### [WHAT YOU NEED TO DO]
Please count the lines in these records that contain "placeholder" and give only that count.

[DATA FOR ANALYSIS — start]

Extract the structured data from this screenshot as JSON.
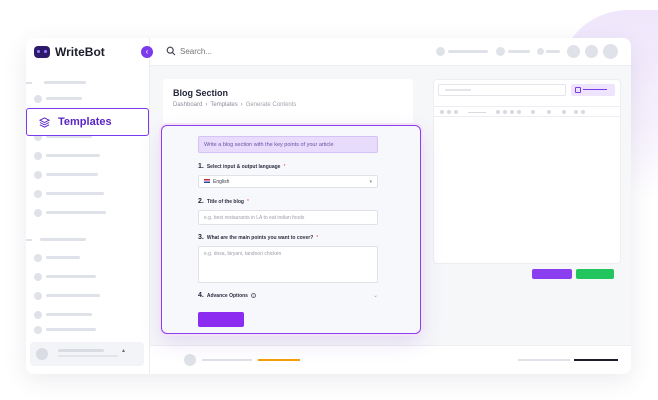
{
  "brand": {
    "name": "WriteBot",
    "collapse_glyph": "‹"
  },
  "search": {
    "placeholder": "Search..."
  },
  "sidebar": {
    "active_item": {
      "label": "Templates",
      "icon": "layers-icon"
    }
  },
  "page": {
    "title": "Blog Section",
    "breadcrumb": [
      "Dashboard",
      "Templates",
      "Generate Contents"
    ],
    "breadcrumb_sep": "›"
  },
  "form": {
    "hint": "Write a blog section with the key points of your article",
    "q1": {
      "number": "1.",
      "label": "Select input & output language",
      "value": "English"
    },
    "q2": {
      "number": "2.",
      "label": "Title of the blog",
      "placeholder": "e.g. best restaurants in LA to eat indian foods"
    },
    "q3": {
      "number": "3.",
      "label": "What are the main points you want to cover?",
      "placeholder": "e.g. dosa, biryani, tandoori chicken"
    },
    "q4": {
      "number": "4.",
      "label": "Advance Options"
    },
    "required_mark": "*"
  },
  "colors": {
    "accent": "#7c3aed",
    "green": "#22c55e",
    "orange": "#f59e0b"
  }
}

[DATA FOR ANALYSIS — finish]

### [SOLUTION FOR THIS TASK]
3